The CONCACAF Olympic qualifying tournament championship kicks off at 7 p.m. at Livestrong Sporting Park, which might as well have been a considerably more cozy and modern version of Mexico City’s famous Estadio Azteca given the overwhelming crowd support from green-clad, flag-waving Mexican fans during a 3-1 semifinals win against Canada.
“We know that everywhere we go, we always have great support,” Tena said. “We always have great supporters and every time we play in the U.S., we feel like we’re at home.”
The backing shown by pro-Mexico partisan crowds isn’t lost on the players, who admit to enjoying a certain comfort level as a result.
It certainly played a role Saturday in helping settling the Mexican team when a scrappy Canadian side kept the game closer than expected.
Now, Mexico hopes its fans can help it pull off one more win.
“The people came to do their job and we did ours in the field,” Miguel Ponce said, “(but) don’t want to relax. The idea was to win this game and get a ticket to London, but we won’t relax. We have another important game and we have to do a nice job.”

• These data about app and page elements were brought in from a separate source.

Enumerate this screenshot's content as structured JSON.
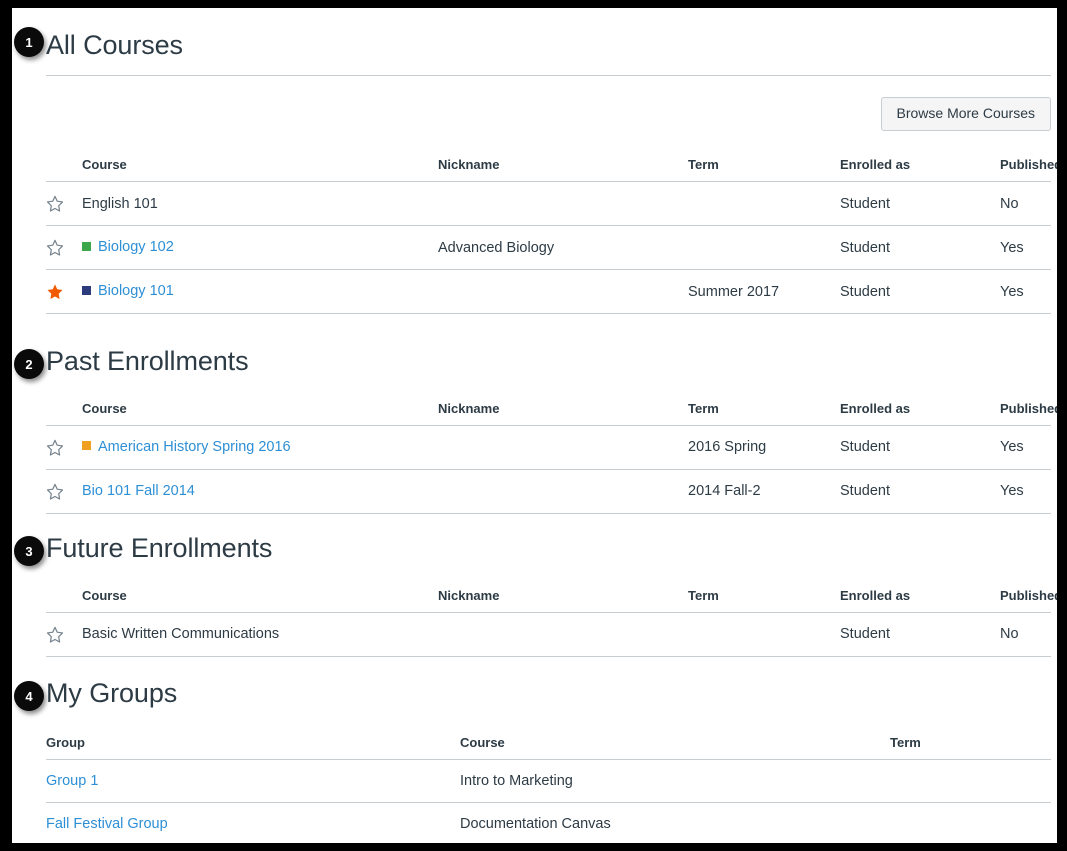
{
  "colors": {
    "link": "#2D8FD5",
    "text": "#2D3B45",
    "border": "#C7CDD1",
    "star_active": "#F15A00",
    "star_inactive": "#73818C",
    "badge_bg": "#0A0A0A",
    "button_bg": "#F5F5F5"
  },
  "sections": {
    "all_courses": {
      "badge": "1",
      "title": "All Courses",
      "browse_button": "Browse More Courses",
      "columns": [
        "Course",
        "Nickname",
        "Term",
        "Enrolled as",
        "Published"
      ],
      "rows": [
        {
          "favorite": false,
          "star_icon": "star-outline-icon",
          "chip_color": null,
          "course": "English 101",
          "course_is_link": false,
          "nickname": "",
          "term": "",
          "enrolled_as": "Student",
          "published": "No"
        },
        {
          "favorite": false,
          "star_icon": "star-outline-icon",
          "chip_color": "#3CA64A",
          "course": "Biology 102",
          "course_is_link": true,
          "nickname": "Advanced Biology",
          "term": "",
          "enrolled_as": "Student",
          "published": "Yes"
        },
        {
          "favorite": true,
          "star_icon": "star-filled-icon",
          "chip_color": "#2B3B7C",
          "course": "Biology 101",
          "course_is_link": true,
          "nickname": "",
          "term": "Summer 2017",
          "enrolled_as": "Student",
          "published": "Yes"
        }
      ]
    },
    "past_enrollments": {
      "badge": "2",
      "title": "Past Enrollments",
      "columns": [
        "Course",
        "Nickname",
        "Term",
        "Enrolled as",
        "Published"
      ],
      "rows": [
        {
          "favorite": false,
          "star_icon": "star-outline-icon",
          "chip_color": "#F0A020",
          "course": "American History Spring 2016",
          "course_is_link": true,
          "nickname": "",
          "term": "2016 Spring",
          "enrolled_as": "Student",
          "published": "Yes"
        },
        {
          "favorite": false,
          "star_icon": "star-outline-icon",
          "chip_color": null,
          "course": "Bio 101 Fall 2014",
          "course_is_link": true,
          "nickname": "",
          "term": "2014 Fall-2",
          "enrolled_as": "Student",
          "published": "Yes"
        }
      ]
    },
    "future_enrollments": {
      "badge": "3",
      "title": "Future Enrollments",
      "columns": [
        "Course",
        "Nickname",
        "Term",
        "Enrolled as",
        "Published"
      ],
      "rows": [
        {
          "favorite": false,
          "star_icon": "star-outline-icon",
          "chip_color": null,
          "course": "Basic Written Communications",
          "course_is_link": false,
          "nickname": "",
          "term": "",
          "enrolled_as": "Student",
          "published": "No"
        }
      ]
    },
    "my_groups": {
      "badge": "4",
      "title": "My Groups",
      "columns": [
        "Group",
        "Course",
        "Term"
      ],
      "rows": [
        {
          "group": "Group 1",
          "group_is_link": true,
          "course": "Intro to Marketing",
          "term": ""
        },
        {
          "group": "Fall Festival Group",
          "group_is_link": true,
          "course": "Documentation Canvas",
          "term": ""
        }
      ]
    }
  }
}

Of course, Honduras, which now has qualified for three of the last four Olympics, isn’t prepared simply to roll over in its rematch.
“We’re very happy that we won, but I want our team to take the next game seriously,” Suarez said. “It’s great to know we’re already in and qualified, but we’re also here to win and need to take the game seriously.”